Tuesday, 29 March 2016 – Given the scarcity of written sources from the early Islamic phase in Javanese history, material culture is an invaluable tool for examining this dynamic period of change as Javanese culture transformed from Hindu-Buddhist to Islamic confession.
Dr David Kyle Latinis opening the session as chairperson (Source: ISEAS – Yusof Ishak Institute)
A motif that began to appear in the early Islamic period was the seated lion, which often appeared in pairs on both sides of a portal opening in the mausolea of Muslim holy men or wali who were also local rulers. These mausolea continue to be revered by Muslim pilgrims up to the present. The lions are carved in stone or wood in relief or in-the-round.
Dr Njoto starting off the session by providing the background of the carved lions forms on five mausolea (Source: ISEAS – Yusof Ishak Institute)
During the lecture held this morning, Dr Hélène Njoto, Visiting Fellow, Nalanda-Sriwijaya Centre, ISEAS – Yusof Ishak Institute, analysed the features of the lions on five mausolea and related some of them to the Chinese lion and qilin and other correlated motifs (baizi, etc.) from Vietnamese art. The appearance of these sinicised forms is supported by the wide circulation of Chinese and Vietnamese ceramics which motifs probably inspired craftsmen, but also by circulation of men in the region through a dynamic trade network.
Dr Njoto also provided a comparative analysis of the carved lion forms in other contexts (royal and cult regalia) to show the spread of sinicised motifs outside the funerary complexes.
Dr Njoto addressing questions from the participants (Source: ISEAS – Yusof Ishak Institute)

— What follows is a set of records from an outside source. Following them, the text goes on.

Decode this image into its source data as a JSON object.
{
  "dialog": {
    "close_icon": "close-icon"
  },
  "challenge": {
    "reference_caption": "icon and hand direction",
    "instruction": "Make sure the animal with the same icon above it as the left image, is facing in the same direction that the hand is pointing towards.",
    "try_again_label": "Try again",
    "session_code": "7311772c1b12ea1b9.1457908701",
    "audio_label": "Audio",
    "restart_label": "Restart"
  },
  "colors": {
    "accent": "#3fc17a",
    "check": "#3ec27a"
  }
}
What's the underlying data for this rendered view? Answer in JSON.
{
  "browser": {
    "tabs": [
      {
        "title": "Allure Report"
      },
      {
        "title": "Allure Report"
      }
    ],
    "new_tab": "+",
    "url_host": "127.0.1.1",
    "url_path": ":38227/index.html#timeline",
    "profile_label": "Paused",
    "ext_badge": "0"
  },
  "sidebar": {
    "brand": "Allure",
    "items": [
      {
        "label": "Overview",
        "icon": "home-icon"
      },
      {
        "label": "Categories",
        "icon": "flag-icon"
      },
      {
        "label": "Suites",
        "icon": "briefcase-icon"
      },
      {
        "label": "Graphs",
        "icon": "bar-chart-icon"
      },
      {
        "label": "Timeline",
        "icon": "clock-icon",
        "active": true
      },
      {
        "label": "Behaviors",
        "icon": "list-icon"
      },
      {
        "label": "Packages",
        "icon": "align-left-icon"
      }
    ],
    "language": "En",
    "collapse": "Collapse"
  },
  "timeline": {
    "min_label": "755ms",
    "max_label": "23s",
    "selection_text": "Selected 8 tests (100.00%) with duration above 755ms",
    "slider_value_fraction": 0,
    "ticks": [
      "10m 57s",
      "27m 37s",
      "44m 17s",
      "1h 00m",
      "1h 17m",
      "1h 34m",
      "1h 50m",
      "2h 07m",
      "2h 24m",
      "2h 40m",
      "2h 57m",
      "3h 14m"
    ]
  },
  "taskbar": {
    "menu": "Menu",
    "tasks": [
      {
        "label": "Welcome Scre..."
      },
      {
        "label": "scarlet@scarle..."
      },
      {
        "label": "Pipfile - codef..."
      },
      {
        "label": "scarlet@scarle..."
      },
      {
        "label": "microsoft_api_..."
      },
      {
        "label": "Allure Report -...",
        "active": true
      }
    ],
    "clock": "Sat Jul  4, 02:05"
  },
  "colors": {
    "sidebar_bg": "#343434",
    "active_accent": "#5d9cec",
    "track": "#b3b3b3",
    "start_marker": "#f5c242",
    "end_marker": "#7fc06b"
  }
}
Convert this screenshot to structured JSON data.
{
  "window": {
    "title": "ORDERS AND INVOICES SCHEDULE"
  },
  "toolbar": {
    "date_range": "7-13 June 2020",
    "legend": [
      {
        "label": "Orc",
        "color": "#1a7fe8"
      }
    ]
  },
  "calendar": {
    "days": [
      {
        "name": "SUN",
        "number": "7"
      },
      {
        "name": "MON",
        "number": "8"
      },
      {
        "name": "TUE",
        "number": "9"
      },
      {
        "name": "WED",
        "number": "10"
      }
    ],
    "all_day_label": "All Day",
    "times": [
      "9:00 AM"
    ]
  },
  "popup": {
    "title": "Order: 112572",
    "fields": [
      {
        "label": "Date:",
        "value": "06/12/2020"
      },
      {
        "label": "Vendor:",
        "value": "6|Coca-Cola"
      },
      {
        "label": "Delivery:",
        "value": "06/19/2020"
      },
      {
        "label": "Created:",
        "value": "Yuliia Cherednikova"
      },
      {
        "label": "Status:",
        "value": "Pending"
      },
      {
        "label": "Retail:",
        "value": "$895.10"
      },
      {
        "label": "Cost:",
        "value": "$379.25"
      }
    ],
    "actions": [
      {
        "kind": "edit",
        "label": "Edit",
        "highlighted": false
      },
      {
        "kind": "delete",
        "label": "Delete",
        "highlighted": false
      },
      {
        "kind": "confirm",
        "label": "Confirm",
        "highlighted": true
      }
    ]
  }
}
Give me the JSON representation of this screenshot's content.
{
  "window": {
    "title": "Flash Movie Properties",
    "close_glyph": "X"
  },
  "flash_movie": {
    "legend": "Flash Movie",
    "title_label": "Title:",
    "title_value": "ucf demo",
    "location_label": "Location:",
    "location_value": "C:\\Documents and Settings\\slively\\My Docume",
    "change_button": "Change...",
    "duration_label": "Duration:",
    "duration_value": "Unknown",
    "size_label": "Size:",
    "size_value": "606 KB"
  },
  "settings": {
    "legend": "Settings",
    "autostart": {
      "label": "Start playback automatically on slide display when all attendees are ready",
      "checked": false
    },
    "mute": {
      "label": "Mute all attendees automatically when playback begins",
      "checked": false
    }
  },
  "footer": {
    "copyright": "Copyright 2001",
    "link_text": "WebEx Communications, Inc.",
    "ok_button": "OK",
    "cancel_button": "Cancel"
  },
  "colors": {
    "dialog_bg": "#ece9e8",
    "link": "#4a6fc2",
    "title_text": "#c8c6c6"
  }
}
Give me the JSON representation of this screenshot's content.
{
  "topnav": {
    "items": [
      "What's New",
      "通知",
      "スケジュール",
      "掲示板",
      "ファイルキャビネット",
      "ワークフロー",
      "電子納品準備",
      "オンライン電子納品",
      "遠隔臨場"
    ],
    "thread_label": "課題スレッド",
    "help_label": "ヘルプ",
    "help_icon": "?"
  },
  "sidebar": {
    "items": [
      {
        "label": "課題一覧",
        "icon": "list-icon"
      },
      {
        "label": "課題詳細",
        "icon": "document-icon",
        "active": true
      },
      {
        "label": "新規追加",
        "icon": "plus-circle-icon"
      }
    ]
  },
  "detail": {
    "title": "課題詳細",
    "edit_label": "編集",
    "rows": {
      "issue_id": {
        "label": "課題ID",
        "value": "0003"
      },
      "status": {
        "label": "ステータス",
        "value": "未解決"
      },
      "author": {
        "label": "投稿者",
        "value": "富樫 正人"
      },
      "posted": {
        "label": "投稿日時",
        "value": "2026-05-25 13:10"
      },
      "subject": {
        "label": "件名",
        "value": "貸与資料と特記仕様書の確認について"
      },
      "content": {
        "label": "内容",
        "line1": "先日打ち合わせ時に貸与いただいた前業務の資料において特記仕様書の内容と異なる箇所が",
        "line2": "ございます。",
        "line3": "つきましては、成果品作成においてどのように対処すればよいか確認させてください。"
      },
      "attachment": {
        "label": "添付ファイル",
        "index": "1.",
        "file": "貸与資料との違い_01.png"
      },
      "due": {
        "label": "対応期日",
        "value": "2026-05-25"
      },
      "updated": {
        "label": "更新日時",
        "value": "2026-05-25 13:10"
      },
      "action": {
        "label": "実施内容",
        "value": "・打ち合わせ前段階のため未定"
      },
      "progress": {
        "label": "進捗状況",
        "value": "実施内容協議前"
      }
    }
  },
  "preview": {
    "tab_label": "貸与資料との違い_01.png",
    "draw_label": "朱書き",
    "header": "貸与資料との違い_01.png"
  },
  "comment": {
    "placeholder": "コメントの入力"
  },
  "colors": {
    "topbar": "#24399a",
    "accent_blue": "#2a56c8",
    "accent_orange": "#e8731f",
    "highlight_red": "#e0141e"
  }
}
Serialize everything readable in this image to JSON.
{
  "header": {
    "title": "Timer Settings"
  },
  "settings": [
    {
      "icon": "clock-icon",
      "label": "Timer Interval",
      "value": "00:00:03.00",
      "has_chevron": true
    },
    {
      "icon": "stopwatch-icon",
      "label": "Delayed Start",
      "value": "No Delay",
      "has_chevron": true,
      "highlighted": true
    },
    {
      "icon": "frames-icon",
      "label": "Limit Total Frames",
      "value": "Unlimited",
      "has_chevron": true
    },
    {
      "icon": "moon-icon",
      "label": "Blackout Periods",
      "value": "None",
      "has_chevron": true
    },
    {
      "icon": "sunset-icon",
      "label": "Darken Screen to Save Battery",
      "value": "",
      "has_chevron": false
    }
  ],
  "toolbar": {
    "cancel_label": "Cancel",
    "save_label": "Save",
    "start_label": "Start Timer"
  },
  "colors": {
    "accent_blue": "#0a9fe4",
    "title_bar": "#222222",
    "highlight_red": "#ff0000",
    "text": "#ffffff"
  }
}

Dr Njoto concluded that the lions and other motifs present on the funerary sites such as floral motifs point to the ruling elites’ strong taste for sinicised motifs. This phenomenon is consistent with the popular belief that the early Muslim rulers were Chinese or they could be persons who were strongly influenced by Chinese culture. The development also unfolds within the double processes of the Javanisation of Muslim foreigners and the Islamisation of Java.
Dr Hew Wai Weng, ISEAS Visiting Fellow posing a question to the speaker (Source: ISEAS – Yusof Ishak Institute)
About 40 participants attended the 1.5-hr lecture which was held in Seminar Room 2, ISEAS.